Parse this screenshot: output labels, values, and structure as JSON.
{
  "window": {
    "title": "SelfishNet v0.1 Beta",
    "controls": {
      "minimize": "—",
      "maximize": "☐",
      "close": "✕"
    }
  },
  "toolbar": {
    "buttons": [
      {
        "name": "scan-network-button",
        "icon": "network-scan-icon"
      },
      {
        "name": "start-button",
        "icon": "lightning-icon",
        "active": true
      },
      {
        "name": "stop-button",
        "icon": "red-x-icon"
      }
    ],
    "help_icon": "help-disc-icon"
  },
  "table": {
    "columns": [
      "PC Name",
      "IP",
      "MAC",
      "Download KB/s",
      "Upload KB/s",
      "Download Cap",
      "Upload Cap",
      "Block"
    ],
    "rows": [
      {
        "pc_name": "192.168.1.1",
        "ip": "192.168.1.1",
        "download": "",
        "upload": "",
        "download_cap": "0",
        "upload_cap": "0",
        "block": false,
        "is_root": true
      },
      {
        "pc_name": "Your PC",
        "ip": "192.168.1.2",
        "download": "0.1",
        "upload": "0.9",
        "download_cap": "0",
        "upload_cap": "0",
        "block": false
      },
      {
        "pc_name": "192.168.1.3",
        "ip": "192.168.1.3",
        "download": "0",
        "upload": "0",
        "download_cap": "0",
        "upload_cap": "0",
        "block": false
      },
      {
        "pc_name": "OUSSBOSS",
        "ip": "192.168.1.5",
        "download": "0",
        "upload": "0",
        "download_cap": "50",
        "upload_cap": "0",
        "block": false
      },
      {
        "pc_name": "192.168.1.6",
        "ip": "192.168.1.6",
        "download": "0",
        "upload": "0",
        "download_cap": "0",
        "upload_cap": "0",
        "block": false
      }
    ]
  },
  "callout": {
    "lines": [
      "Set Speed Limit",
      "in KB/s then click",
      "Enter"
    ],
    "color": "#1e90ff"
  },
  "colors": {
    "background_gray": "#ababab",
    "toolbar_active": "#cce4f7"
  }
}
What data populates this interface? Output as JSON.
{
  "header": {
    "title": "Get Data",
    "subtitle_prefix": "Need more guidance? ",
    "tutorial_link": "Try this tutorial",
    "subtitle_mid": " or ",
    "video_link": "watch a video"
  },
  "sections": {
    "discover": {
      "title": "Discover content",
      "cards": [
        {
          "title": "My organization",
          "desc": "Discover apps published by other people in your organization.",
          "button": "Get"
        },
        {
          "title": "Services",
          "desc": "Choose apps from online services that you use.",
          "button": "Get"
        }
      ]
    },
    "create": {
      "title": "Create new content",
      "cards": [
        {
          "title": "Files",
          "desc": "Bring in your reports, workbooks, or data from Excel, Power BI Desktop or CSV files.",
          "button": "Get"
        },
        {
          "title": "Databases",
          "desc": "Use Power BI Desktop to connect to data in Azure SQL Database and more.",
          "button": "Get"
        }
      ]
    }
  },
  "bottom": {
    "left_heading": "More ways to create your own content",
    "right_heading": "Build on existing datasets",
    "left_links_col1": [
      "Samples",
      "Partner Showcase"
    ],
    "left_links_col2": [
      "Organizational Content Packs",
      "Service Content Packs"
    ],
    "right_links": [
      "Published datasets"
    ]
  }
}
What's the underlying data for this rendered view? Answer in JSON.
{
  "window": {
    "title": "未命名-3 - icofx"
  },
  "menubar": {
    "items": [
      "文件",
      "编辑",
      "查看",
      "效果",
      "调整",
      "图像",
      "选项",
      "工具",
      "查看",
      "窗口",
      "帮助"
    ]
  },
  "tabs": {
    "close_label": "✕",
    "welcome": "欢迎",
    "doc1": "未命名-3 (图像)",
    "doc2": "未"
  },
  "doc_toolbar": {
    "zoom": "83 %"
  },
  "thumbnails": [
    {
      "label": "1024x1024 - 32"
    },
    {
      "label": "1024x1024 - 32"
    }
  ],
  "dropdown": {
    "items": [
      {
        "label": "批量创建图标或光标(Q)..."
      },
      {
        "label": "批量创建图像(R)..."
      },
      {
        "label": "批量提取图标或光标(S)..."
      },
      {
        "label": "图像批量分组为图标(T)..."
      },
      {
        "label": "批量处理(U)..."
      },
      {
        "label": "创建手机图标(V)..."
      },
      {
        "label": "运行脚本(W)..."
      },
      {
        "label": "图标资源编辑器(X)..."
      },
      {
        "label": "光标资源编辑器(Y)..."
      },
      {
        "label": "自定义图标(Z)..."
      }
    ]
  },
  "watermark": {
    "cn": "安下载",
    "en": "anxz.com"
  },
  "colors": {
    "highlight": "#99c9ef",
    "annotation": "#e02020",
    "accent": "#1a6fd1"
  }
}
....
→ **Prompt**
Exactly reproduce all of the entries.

→ **Response for this exercise**
Parse this screenshot: output labels, values, and structure as JSON.
{
  "window": {
    "title": "SelfishNet v0.1 Beta",
    "controls": {
      "minimize": "—",
      "maximize": "☐",
      "close": "✕"
    }
  },
  "toolbar": {
    "buttons": [
      {
        "name": "scan-network-button",
        "icon": "network-scan-icon"
      },
      {
        "name": "start-button",
        "icon": "lightning-icon",
        "active": true
      },
      {
        "name": "stop-button",
        "icon": "red-x-icon"
      }
    ],
    "help_icon": "help-disc-icon"
  },
  "table": {
    "columns": [
      "PC Name",
      "IP",
      "MAC",
      "Download KB/s",
      "Upload KB/s",
      "Download Cap",
      "Upload Cap",
      "Block"
    ],
    "rows": [
      {
        "pc_name": "192.168.1.1",
        "ip": "192.168.1.1",
        "download": "",
        "upload": "",
        "download_cap": "0",
        "upload_cap": "0",
        "block": false,
        "is_root": true
      },
      {
        "pc_name": "Your PC",
        "ip": "192.168.1.2",
        "download": "0.1",
        "upload": "0.9",
        "download_cap": "0",
        "upload_cap": "0",
        "block": false
      },
      {
        "pc_name": "192.168.1.3",
        "ip": "192.168.1.3",
        "download": "0",
        "upload": "0",
        "download_cap": "0",
        "upload_cap": "0",
        "block": false
      },
      {
        "pc_name": "OUSSBOSS",
        "ip": "192.168.1.5",
        "download": "0",
        "upload": "0",
        "download_cap": "50",
        "upload_cap": "0",
        "block": false
      },
      {
        "pc_name": "192.168.1.6",
        "ip": "192.168.1.6",
        "download": "0",
        "upload": "0",
        "download_cap": "0",
        "upload_cap": "0",
        "block": false
      }
    ]
  },
  "callout": {
    "lines": [
      "Set Speed Limit",
      "in KB/s then click",
      "Enter"
    ],
    "color": "#1e90ff"
  },
  "colors": {
    "background_gray": "#ababab",
    "toolbar_active": "#cce4f7"
  }
}
What data populates this interface? Output as JSON.
{
  "header": {
    "title": "Get Data",
    "subtitle_prefix": "Need more guidance? ",
    "tutorial_link": "Try this tutorial",
    "subtitle_mid": " or ",
    "video_link": "watch a video"
  },
  "sections": {
    "discover": {
      "title": "Discover content",
      "cards": [
        {
          "title": "My organization",
          "desc": "Discover apps published by other people in your organization.",
          "button": "Get"
        },
        {
          "title": "Services",
          "desc": "Choose apps from online services that you use.",
          "button": "Get"
        }
      ]
    },
    "create": {
      "title": "Create new content",
      "cards": [
        {
          "title": "Files",
          "desc": "Bring in your reports, workbooks, or data from Excel, Power BI Desktop or CSV files.",
          "button": "Get"
        },
        {
          "title": "Databases",
          "desc": "Use Power BI Desktop to connect to data in Azure SQL Database and more.",
          "button": "Get"
        }
      ]
    }
  },
  "bottom": {
    "left_heading": "More ways to create your own content",
    "right_heading": "Build on existing datasets",
    "left_links_col1": [
      "Samples",
      "Partner Showcase"
    ],
    "left_links_col2": [
      "Organizational Content Packs",
      "Service Content Packs"
    ],
    "right_links": [
      "Published datasets"
    ]
  }
}
What's the underlying data for this rendered view? Answer in JSON.
{
  "window": {
    "title": "未命名-3 - icofx"
  },
  "menubar": {
    "items": [
      "文件",
      "编辑",
      "查看",
      "效果",
      "调整",
      "图像",
      "选项",
      "工具",
      "查看",
      "窗口",
      "帮助"
    ]
  },
  "tabs": {
    "close_label": "✕",
    "welcome": "欢迎",
    "doc1": "未命名-3 (图像)",
    "doc2": "未"
  },
  "doc_toolbar": {
    "zoom": "83 %"
  },
  "thumbnails": [
    {
      "label": "1024x1024 - 32"
    },
    {
      "label": "1024x1024 - 32"
    }
  ],
  "dropdown": {
    "items": [
      {
        "label": "批量创建图标或光标(Q)..."
      },
      {
        "label": "批量创建图像(R)..."
      },
      {
        "label": "批量提取图标或光标(S)..."
      },
      {
        "label": "图像批量分组为图标(T)..."
      },
      {
        "label": "批量处理(U)..."
      },
      {
        "label": "创建手机图标(V)..."
      },
      {
        "label": "运行脚本(W)..."
      },
      {
        "label": "图标资源编辑器(X)..."
      },
      {
        "label": "光标资源编辑器(Y)..."
      },
      {
        "label": "自定义图标(Z)..."
      }
    ]
  },
  "watermark": {
    "cn": "安下载",
    "en": "anxz.com"
  },
  "colors": {
    "highlight": "#99c9ef",
    "annotation": "#e02020",
    "accent": "#1a6fd1"
  }
}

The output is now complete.